That's probably the reason Beau, the USA has a big issue with race, ironic considering there is no such thing as an American other than the native Indians. However dreadful the slavery period, and the abuse perpetuated during that time, I don't think that applies to either Obama or Meghan Markle. But, what do I know? This is such a contentious subject area for some people, and no doubt there will be much speculation as to the colour of the skin of any child born to Harry and Meghan. Does not bother me one jot, but hopefully it will cause a few aneurisms among the more bigoted and narrow minded newspaper editors!

Beau Mon 21-May-18 20:28:43

lol, Iam64 'dual heritage' ?
Well my DGS is mixed race and we are quite happy with that description ☺️

Eloethan Mon 21-May-18 23:43:39

The term half caste is unacceptable and if "political correctness" deems it so, then, in my opinion, that is a good thing.

janeainsworth Mon 21-May-18 23:56:32

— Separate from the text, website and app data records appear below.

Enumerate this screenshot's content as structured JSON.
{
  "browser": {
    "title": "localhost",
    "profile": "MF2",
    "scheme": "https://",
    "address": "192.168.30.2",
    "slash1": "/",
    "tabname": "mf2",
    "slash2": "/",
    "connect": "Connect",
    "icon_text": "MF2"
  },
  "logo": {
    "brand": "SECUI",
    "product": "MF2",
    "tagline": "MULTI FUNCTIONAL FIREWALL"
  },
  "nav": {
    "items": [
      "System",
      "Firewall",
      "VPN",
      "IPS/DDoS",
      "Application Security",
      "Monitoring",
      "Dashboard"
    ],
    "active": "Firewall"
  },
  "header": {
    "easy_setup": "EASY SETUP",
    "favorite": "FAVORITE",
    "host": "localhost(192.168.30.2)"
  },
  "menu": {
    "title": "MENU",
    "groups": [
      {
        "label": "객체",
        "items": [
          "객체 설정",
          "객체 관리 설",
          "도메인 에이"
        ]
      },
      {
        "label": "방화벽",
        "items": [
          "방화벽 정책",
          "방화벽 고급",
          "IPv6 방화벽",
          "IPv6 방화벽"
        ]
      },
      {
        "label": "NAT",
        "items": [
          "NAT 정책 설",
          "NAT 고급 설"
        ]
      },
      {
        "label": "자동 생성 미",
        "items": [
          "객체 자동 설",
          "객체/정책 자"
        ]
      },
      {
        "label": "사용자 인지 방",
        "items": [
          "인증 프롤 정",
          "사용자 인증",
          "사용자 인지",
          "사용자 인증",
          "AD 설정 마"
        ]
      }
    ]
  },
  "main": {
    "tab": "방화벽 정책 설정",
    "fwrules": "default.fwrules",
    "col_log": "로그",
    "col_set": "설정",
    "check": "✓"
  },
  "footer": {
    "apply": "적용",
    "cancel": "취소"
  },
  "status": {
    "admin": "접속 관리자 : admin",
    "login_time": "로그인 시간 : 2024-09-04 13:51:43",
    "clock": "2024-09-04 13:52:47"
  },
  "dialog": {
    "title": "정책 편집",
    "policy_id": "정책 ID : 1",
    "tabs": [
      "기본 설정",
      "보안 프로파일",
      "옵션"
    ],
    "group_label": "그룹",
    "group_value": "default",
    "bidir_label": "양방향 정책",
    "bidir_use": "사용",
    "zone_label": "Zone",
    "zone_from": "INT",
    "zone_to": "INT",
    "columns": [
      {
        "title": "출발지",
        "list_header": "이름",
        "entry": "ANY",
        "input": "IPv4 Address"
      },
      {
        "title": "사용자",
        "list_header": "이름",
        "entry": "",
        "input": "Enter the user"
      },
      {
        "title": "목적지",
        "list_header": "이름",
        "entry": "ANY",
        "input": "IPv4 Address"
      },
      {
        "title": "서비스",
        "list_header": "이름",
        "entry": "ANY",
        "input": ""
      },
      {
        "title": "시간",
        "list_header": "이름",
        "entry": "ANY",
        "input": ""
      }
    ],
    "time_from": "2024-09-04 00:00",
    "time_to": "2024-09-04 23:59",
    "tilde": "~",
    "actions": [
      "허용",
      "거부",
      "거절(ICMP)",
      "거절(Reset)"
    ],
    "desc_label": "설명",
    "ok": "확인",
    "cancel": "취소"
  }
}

Some people take pride in identifying with a particular nation or race and they are perfectly entitled to do so.
I take the view that I happened to be born in Britain of Caucasian parents and it’s nothing for me to be either proud of or ashamed about. Nor would I respect anyone more or less depending on their country of origin or their ethnic group.
I think the pressure to identify as Black, Asian, White, etc comes in part from the requirements placed on organisations to monitor the ethnic composition of their employees, members, or consumers and to prove that they don’t discriminate in employment or service provision.

Nelliemoser Tue 22-May-18 00:35:53

The description of defining oneself as "Black" has become a statement for many black people to use for themselves as a statement of their own ethnicity and their pride in that.
Black is beautiful etc.

Showing a pride in ones ethnicity or confidence in it probably a good thing but there is a still a lot of racism .

Some of you must have heard this very stupid idea where several years ago some ignorant people were suggesting that we should not describe someone as Black or sing Baa Baa Black sheep etc, etc. because you should not say "Black." That itself depends on how someone wants to define as themselves

I have always felt that some people who did hold that idea were trying to make a point about having to be politically correct in a manner that might suggest that black people are causing every one else a nuisance.